Adamites and Preadamites: or, A Popular Discussion Concerning the Remote Representatives of the Human Species and their Relation to the Biblical Adam
Alexander Winchell

Early Egyptology was on very intimate terms with another nineteenth-century science, ethnology. A precursor to later fields such as comparative anatomy and evolutionary biology, ethnology was, as its name implies, the study of different “ethnic” differences between human groups. Nineteenth-century ethnologists, or “race scientists,” attempted to determine the inherent differences between... [more]

World-Noted Women; Or, Types of Womanly Attributes of All Lands and Ages
Mary Cowden Clarke

The 1850s saw an explosion of American interest in the figure of Cleopatra.
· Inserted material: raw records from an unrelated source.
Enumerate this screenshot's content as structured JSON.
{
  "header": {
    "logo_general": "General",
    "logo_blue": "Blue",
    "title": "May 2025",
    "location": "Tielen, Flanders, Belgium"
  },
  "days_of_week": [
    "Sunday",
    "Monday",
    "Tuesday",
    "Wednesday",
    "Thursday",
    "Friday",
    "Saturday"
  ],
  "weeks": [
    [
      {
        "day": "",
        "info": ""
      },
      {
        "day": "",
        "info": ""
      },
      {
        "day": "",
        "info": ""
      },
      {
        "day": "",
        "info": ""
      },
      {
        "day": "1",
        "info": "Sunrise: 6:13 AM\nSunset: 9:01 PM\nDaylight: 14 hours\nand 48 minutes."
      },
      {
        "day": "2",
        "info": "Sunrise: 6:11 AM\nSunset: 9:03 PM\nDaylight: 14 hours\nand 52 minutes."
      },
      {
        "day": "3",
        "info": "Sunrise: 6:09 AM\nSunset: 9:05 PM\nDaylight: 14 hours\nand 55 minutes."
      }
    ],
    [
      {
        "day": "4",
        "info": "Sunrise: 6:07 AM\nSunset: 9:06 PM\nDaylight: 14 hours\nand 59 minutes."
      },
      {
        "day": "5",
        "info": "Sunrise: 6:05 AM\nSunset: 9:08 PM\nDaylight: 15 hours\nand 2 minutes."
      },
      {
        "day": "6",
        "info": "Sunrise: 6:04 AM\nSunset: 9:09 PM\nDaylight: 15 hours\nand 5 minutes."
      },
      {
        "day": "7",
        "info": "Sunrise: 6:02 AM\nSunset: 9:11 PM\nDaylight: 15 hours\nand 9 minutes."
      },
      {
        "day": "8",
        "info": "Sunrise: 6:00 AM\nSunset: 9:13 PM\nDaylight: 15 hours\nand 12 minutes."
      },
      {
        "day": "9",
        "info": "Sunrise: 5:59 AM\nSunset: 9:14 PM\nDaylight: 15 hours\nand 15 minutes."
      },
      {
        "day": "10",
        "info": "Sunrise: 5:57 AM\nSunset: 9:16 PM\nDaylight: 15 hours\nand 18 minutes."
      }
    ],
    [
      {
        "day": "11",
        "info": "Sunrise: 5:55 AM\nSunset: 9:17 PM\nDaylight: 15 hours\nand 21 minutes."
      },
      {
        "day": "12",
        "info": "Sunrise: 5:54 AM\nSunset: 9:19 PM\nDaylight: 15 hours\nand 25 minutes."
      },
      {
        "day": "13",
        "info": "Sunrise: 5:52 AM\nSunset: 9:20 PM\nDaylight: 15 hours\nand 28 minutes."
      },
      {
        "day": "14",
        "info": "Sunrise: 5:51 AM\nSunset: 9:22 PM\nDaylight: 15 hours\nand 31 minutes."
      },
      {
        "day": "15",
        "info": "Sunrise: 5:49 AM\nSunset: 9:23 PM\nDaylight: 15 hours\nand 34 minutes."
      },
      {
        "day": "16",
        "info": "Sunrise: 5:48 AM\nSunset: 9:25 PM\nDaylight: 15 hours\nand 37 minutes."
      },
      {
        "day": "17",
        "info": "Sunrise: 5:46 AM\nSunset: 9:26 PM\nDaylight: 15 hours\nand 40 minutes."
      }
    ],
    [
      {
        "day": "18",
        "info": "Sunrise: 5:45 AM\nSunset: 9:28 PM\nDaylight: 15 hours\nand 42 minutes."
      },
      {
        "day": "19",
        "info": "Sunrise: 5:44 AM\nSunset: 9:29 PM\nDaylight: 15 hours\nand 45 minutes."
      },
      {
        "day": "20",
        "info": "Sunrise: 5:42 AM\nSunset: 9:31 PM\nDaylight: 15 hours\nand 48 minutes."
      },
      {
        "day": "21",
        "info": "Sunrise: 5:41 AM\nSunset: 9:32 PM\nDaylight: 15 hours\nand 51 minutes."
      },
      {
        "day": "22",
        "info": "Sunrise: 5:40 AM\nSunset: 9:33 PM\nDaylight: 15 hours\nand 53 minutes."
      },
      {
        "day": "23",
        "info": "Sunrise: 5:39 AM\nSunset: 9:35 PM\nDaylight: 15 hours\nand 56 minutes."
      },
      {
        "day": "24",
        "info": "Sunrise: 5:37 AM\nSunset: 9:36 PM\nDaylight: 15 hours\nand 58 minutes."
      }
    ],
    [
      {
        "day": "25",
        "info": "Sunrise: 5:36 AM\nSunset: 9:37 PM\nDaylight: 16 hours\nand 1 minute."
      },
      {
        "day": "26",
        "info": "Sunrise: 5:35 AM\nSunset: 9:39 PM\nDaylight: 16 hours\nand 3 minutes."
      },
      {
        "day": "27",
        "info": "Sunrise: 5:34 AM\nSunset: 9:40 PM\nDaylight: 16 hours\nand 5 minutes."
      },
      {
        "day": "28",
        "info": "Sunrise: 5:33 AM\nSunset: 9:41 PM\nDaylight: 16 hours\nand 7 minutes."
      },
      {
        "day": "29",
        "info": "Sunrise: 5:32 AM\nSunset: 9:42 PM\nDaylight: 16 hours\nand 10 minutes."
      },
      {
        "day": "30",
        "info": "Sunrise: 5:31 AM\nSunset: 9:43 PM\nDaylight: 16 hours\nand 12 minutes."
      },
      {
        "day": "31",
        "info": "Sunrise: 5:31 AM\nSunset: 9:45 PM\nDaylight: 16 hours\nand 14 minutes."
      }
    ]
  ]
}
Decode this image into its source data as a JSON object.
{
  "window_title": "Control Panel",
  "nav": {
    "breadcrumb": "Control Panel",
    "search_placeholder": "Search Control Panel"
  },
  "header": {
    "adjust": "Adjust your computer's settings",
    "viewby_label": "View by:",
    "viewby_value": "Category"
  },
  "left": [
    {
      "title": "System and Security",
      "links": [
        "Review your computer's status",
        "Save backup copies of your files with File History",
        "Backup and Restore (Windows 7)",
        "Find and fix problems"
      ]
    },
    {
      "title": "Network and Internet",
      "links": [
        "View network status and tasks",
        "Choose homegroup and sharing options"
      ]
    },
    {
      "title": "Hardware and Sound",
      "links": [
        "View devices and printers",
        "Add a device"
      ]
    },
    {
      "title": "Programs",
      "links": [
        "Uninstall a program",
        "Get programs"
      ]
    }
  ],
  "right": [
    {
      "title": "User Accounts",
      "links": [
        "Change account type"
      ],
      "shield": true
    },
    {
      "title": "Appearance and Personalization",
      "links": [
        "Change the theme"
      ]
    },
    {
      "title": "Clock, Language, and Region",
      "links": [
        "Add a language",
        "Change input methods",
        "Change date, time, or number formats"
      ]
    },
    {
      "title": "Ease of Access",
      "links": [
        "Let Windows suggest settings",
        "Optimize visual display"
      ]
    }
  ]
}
Poems, paintings, sculptures, and novels all were written with the Egyptian queen at their center, but the main form accounts of Cleopatra took during this decade was biography. Short or book-length, praising or damning, sanitized or scandalous, biographical studies of Cleopatra were hugely popular and sold regularly,... [more]

Washington Monument: Shall the Unfinished Obelisk Stand a Monument of National Disgrace and National Dishonor?
Norton Chipman

The Washington Monument in Washington, D.C., is probably the most famous and iconic example of Egyptian Revival architecture in American history. Designed by South Carolina architect Robert Mills in 1836 but not completed until 1884, the Monument is modeled after a classic ancient Egyptian obelisk, but is stripped of any external markings and expanded in size, standing a bit over 555 feet in the... [more]

Reminiscences of William Wetmore Story, American Author and Sculptor, Being Incidents and Anecdotes Chronologically Arranged Together with An Account of his Associations with Famous People and His Principal Works in Literature and Sculpture
Mary E. Phillips

One of nineteenth-century America’s most successful sculptors, William Wetmore Story worked in the neoclassical idiom, sculpting large marble figures modeled after classical Greek and Roman styles, and even lived for a time in Rome, Italy, at the height of the neoclassical vogue. Like his colleague Hiram Powers, he was a fixture in the white liberal upper-class social circles of New England, and... [more]

The Slave Market
Jean-Leon Gerome

The visual arts were one of the most active sites for nineteenth-century American Egyptomania. Because so many of the discoveries in nineteenth-century Egyptology were visual in nature – ancient ruins, massive structures, stone carvings, even hieroglyphics – and because these discoveries took place in striking natural areas – deserts, oases, river valleys – painters and other illustrators found... [more]